Introducing the Tecate Michelada, one of two new beers Heineken is launching in the U.S. (Heineken acquired Tecate in 2010.)
Technically, a michelada isn't a beer -- it's a beer cocktail. Popular in Mexico and Latin America, the drink is traditionally made with beer, lime juice, tomato juice and various spices and served cold.
The Tecate michelada will be sold in ready-to-drink cans. According to The Drinks Business website, it's the first of its kind sold in the U.S. and will be available in western and central regions of the country.

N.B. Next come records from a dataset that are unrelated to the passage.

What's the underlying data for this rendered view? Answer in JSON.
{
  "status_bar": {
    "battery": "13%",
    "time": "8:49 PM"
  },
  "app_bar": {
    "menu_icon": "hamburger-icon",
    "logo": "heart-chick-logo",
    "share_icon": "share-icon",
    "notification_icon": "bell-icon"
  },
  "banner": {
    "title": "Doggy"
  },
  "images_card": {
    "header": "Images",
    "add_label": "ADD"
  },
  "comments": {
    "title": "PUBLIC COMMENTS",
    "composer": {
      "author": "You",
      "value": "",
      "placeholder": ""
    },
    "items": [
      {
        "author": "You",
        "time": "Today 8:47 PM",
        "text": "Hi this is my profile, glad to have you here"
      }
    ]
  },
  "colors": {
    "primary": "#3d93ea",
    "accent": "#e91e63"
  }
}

Reuters reports that the move comes as Heineken, the world's third-ranked beer maker, aims to rely less on Europe, where beer sales have struggled in the troubled economy. The wire service spoke with Heineken's USA's chief marketing officer, Lesya Lysyj, who added that many beer drinkers have switched to wine and spirits. Distilleries have been more creative than breweries, and Heineken in particular needs to step up its game:
"We've been an under-innovator in an under-innovated category," Lysyj said. "Our business was not on a growth trajectory over the last several years."
As Lysyj said, the U.S. beer market has been slipping in popularity. Recent figures have beer shipment volumes falling for three years straight through 2011. From May 2011 to 2012, beer volumes slipped .3 percent -- but spirits volumes increased 3.2 percent.
Heineken hopes that Tecate Michelada and another new beer, Amstel Wheat, will help boost sales. Amstel Wheat is Heineken's first U.S. line extension in more than ten years. It had been tested for about a year on draught. Amstel Wheat will be sold in bottles in the Northeast, Chicago and Minneapolis, after a year-long test of the beer on draught.